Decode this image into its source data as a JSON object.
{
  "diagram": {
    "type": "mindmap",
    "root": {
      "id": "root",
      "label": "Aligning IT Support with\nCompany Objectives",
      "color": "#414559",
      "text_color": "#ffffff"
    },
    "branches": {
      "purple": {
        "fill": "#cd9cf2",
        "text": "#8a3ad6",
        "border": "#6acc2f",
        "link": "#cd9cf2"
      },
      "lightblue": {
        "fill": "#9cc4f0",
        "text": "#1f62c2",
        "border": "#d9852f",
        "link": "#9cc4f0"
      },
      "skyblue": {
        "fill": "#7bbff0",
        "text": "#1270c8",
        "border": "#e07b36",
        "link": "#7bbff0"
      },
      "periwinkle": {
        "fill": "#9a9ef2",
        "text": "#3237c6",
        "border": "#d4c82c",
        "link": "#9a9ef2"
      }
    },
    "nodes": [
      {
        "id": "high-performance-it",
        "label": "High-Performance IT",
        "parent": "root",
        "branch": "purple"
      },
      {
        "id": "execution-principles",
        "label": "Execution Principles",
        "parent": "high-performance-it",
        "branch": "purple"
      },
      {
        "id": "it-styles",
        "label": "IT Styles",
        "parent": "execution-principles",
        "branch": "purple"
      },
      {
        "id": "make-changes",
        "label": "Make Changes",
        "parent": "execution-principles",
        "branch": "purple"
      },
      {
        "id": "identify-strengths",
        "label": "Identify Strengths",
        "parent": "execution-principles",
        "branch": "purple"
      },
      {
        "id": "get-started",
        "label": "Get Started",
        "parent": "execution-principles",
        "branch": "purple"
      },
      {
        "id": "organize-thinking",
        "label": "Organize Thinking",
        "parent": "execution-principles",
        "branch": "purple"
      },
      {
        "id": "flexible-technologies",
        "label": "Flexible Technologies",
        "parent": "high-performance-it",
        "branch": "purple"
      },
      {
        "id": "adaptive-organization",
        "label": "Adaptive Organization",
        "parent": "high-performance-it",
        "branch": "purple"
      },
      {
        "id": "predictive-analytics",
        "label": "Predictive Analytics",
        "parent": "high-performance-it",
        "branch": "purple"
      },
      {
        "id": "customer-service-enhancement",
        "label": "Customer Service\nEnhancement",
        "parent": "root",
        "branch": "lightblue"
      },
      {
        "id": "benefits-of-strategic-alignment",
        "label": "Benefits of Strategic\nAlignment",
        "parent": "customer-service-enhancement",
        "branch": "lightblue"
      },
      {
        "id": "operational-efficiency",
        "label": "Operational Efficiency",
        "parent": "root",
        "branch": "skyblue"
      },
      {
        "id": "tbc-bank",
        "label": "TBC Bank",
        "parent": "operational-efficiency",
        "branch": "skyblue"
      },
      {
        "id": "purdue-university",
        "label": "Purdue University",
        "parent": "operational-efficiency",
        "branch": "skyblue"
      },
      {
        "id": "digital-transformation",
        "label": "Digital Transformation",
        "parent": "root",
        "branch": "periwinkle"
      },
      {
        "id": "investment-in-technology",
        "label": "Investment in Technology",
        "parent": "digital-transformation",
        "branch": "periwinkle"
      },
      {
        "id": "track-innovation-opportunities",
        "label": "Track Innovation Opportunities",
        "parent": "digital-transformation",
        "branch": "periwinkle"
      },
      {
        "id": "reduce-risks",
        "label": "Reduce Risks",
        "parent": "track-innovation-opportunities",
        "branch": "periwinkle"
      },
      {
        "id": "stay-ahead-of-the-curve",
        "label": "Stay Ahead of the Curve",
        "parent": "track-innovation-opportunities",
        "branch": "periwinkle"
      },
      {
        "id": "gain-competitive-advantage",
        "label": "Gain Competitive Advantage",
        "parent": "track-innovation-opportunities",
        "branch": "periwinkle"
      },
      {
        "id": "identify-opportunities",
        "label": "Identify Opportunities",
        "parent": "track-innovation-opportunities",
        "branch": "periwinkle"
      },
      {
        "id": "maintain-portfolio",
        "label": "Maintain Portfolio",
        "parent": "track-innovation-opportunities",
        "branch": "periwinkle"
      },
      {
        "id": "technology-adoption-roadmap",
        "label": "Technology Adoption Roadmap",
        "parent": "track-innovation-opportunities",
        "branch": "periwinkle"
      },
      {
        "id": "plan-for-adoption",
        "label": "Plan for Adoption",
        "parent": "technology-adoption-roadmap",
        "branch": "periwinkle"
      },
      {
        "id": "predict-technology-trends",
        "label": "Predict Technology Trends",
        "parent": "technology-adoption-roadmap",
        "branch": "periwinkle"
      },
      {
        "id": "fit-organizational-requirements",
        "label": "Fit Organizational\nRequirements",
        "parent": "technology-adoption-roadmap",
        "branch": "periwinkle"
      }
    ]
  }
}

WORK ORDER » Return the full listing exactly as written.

RESULT OF THE EXERCISE »
Decode this image into its source data as a JSON object.
{
  "diagram": {
    "type": "mindmap",
    "root": {
      "id": "root",
      "label": "Aligning IT Support with\nCompany Objectives",
      "color": "#414559",
      "text_color": "#ffffff"
    },
    "branches": {
      "purple": {
        "fill": "#cd9cf2",
        "text": "#8a3ad6",
        "border": "#6acc2f",
        "link": "#cd9cf2"
      },
      "lightblue": {
        "fill": "#9cc4f0",
        "text": "#1f62c2",
        "border": "#d9852f",
        "link": "#9cc4f0"
      },
      "skyblue": {
        "fill": "#7bbff0",
        "text": "#1270c8",
        "border": "#e07b36",
        "link": "#7bbff0"
      },
      "periwinkle": {
        "fill": "#9a9ef2",
        "text": "#3237c6",
        "border": "#d4c82c",
        "link": "#9a9ef2"
      }
    },
    "nodes": [
      {
        "id": "high-performance-it",
        "label": "High-Performance IT",
        "parent": "root",
        "branch": "purple"
      },
      {
        "id": "execution-principles",
        "label": "Execution Principles",
        "parent": "high-performance-it",
        "branch": "purple"
      },
      {
        "id": "it-styles",
        "label": "IT Styles",
        "parent": "execution-principles",
        "branch": "purple"
      },
      {
        "id": "make-changes",
        "label": "Make Changes",
        "parent": "execution-principles",
        "branch": "purple"
      },
      {
        "id": "identify-strengths",
        "label": "Identify Strengths",
        "parent": "execution-principles",
        "branch": "purple"
      },
      {
        "id": "get-started",
        "label": "Get Started",
        "parent": "execution-principles",
        "branch": "purple"
      },
      {
        "id": "organize-thinking",
        "label": "Organize Thinking",
        "parent": "execution-principles",
        "branch": "purple"
      },
      {
        "id": "flexible-technologies",
        "label": "Flexible Technologies",
        "parent": "high-performance-it",
        "branch": "purple"
      },
      {
        "id": "adaptive-organization",
        "label": "Adaptive Organization",
        "parent": "high-performance-it",
        "branch": "purple"
      },
      {
        "id": "predictive-analytics",
        "label": "Predictive Analytics",
        "parent": "high-performance-it",
        "branch": "purple"
      },
      {
        "id": "customer-service-enhancement",
        "label": "Customer Service\nEnhancement",
        "parent": "root",
        "branch": "lightblue"
      },
      {
        "id": "benefits-of-strategic-alignment",
        "label": "Benefits of Strategic\nAlignment",
        "parent": "customer-service-enhancement",
        "branch": "lightblue"
      },
      {
        "id": "operational-efficiency",
        "label": "Operational Efficiency",
        "parent": "root",
        "branch": "skyblue"
      },
      {
        "id": "tbc-bank",
        "label": "TBC Bank",
        "parent": "operational-efficiency",
        "branch": "skyblue"
      },
      {
        "id": "purdue-university",
        "label": "Purdue University",
        "parent": "operational-efficiency",
        "branch": "skyblue"
      },
      {
        "id": "digital-transformation",
        "label": "Digital Transformation",
        "parent": "root",
        "branch": "periwinkle"
      },
      {
        "id": "investment-in-technology",
        "label": "Investment in Technology",
        "parent": "digital-transformation",
        "branch": "periwinkle"
      },
      {
        "id": "track-innovation-opportunities",
        "label": "Track Innovation Opportunities",
        "parent": "digital-transformation",
        "branch": "periwinkle"
      },
      {
        "id": "reduce-risks",
        "label": "Reduce Risks",
        "parent": "track-innovation-opportunities",
        "branch": "periwinkle"
      },
      {
        "id": "stay-ahead-of-the-curve",
        "label": "Stay Ahead of the Curve",
        "parent": "track-innovation-opportunities",
        "branch": "periwinkle"
      },
      {
        "id": "gain-competitive-advantage",
        "label": "Gain Competitive Advantage",
        "parent": "track-innovation-opportunities",
        "branch": "periwinkle"
      },
      {
        "id": "identify-opportunities",
        "label": "Identify Opportunities",
        "parent": "track-innovation-opportunities",
        "branch": "periwinkle"
      },
      {
        "id": "maintain-portfolio",
        "label": "Maintain Portfolio",
        "parent": "track-innovation-opportunities",
        "branch": "periwinkle"
      },
      {
        "id": "technology-adoption-roadmap",
        "label": "Technology Adoption Roadmap",
        "parent": "track-innovation-opportunities",
        "branch": "periwinkle"
      },
      {
        "id": "plan-for-adoption",
        "label": "Plan for Adoption",
        "parent": "technology-adoption-roadmap",
        "branch": "periwinkle"
      },
      {
        "id": "predict-technology-trends",
        "label": "Predict Technology Trends",
        "parent": "technology-adoption-roadmap",
        "branch": "periwinkle"
      },
      {
        "id": "fit-organizational-requirements",
        "label": "Fit Organizational\nRequirements",
        "parent": "technology-adoption-roadmap",
        "branch": "periwinkle"
      }
    ]
  }
}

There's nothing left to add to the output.